┌──

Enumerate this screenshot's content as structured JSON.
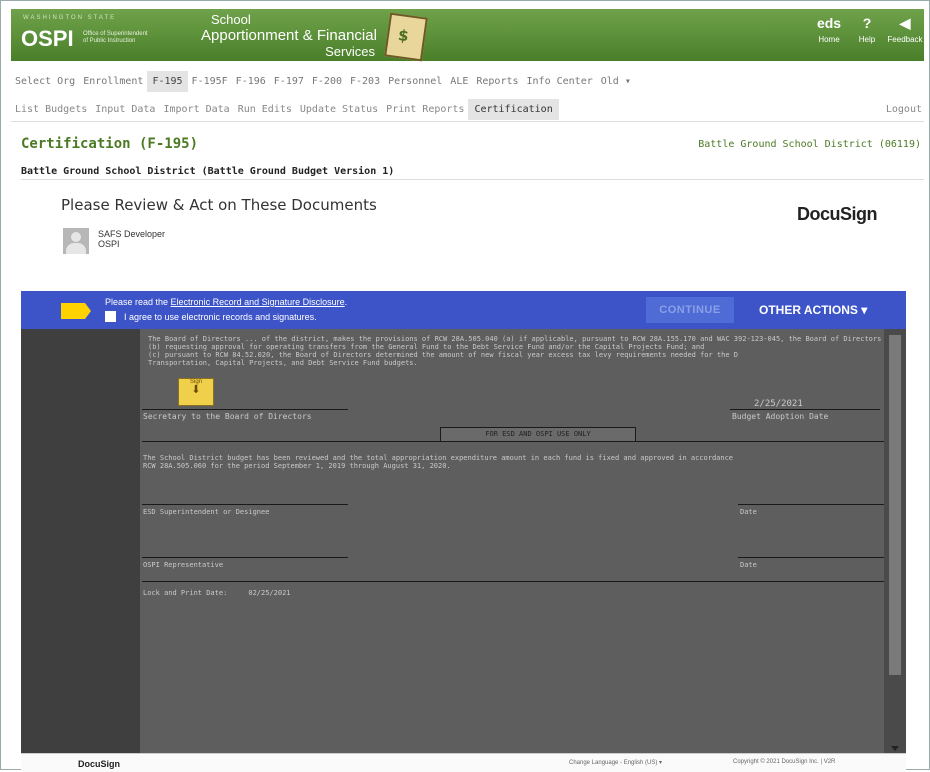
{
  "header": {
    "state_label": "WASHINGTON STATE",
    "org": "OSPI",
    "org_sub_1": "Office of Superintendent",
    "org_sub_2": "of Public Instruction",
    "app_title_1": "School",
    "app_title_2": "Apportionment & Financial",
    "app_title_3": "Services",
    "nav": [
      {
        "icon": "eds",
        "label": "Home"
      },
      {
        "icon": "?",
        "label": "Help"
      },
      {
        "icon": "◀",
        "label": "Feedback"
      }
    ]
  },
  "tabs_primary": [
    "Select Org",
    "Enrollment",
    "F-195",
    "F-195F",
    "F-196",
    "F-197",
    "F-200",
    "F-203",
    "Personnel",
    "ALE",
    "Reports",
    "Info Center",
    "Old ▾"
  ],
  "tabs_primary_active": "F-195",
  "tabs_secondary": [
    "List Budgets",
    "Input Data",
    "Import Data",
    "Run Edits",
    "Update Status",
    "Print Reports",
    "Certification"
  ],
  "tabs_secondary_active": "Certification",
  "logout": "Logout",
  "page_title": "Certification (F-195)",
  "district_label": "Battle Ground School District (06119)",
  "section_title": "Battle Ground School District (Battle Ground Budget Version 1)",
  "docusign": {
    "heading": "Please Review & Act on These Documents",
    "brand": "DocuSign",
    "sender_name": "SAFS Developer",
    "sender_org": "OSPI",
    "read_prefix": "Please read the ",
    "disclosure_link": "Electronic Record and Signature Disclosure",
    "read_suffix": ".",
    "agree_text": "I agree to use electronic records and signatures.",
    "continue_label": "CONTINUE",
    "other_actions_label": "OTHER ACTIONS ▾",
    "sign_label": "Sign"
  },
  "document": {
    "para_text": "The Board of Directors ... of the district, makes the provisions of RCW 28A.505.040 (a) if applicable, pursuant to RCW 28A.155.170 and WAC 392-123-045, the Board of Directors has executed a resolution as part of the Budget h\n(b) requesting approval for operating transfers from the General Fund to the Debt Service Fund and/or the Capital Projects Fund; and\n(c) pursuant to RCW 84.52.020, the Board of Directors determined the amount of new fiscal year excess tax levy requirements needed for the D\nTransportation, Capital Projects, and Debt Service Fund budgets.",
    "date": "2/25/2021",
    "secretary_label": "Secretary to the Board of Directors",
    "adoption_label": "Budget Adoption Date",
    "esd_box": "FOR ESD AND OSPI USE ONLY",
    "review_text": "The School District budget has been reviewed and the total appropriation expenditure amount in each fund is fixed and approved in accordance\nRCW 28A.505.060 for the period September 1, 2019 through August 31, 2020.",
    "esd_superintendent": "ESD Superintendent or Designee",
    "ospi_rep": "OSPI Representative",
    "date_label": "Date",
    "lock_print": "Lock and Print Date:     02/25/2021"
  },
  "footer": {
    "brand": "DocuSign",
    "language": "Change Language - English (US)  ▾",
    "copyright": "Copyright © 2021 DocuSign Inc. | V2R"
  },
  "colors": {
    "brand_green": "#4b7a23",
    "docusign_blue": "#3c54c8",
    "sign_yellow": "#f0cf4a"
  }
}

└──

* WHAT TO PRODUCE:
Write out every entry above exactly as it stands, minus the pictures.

* RESPONSE AREA:
Enumerate this screenshot's content as structured JSON.
{
  "header": {
    "state_label": "WASHINGTON STATE",
    "org": "OSPI",
    "org_sub_1": "Office of Superintendent",
    "org_sub_2": "of Public Instruction",
    "app_title_1": "School",
    "app_title_2": "Apportionment & Financial",
    "app_title_3": "Services",
    "nav": [
      {
        "icon": "eds",
        "label": "Home"
      },
      {
        "icon": "?",
        "label": "Help"
      },
      {
        "icon": "◀",
        "label": "Feedback"
      }
    ]
  },
  "tabs_primary": [
    "Select Org",
    "Enrollment",
    "F-195",
    "F-195F",
    "F-196",
    "F-197",
    "F-200",
    "F-203",
    "Personnel",
    "ALE",
    "Reports",
    "Info Center",
    "Old ▾"
  ],
  "tabs_primary_active": "F-195",
  "tabs_secondary": [
    "List Budgets",
    "Input Data",
    "Import Data",
    "Run Edits",
    "Update Status",
    "Print Reports",
    "Certification"
  ],
  "tabs_secondary_active": "Certification",
  "logout": "Logout",
  "page_title": "Certification (F-195)",
  "district_label": "Battle Ground School District (06119)",
  "section_title": "Battle Ground School District (Battle Ground Budget Version 1)",
  "docusign": {
    "heading": "Please Review & Act on These Documents",
    "brand": "DocuSign",
    "sender_name": "SAFS Developer",
    "sender_org": "OSPI",
    "read_prefix": "Please read the ",
    "disclosure_link": "Electronic Record and Signature Disclosure",
    "read_suffix": ".",
    "agree_text": "I agree to use electronic records and signatures.",
    "continue_label": "CONTINUE",
    "other_actions_label": "OTHER ACTIONS ▾",
    "sign_label": "Sign"
  },
  "document": {
    "para_text": "The Board of Directors ... of the district, makes the provisions of RCW 28A.505.040 (a) if applicable, pursuant to RCW 28A.155.170 and WAC 392-123-045, the Board of Directors has executed a resolution as part of the Budget h\n(b) requesting approval for operating transfers from the General Fund to the Debt Service Fund and/or the Capital Projects Fund; and\n(c) pursuant to RCW 84.52.020, the Board of Directors determined the amount of new fiscal year excess tax levy requirements needed for the D\nTransportation, Capital Projects, and Debt Service Fund budgets.",
    "date": "2/25/2021",
    "secretary_label": "Secretary to the Board of Directors",
    "adoption_label": "Budget Adoption Date",
    "esd_box": "FOR ESD AND OSPI USE ONLY",
    "review_text": "The School District budget has been reviewed and the total appropriation expenditure amount in each fund is fixed and approved in accordance\nRCW 28A.505.060 for the period September 1, 2019 through August 31, 2020.",
    "esd_superintendent": "ESD Superintendent or Designee",
    "ospi_rep": "OSPI Representative",
    "date_label": "Date",
    "lock_print": "Lock and Print Date:     02/25/2021"
  },
  "footer": {
    "brand": "DocuSign",
    "language": "Change Language - English (US)  ▾",
    "copyright": "Copyright © 2021 DocuSign Inc. | V2R"
  },
  "colors": {
    "brand_green": "#4b7a23",
    "docusign_blue": "#3c54c8",
    "sign_yellow": "#f0cf4a"
  }
}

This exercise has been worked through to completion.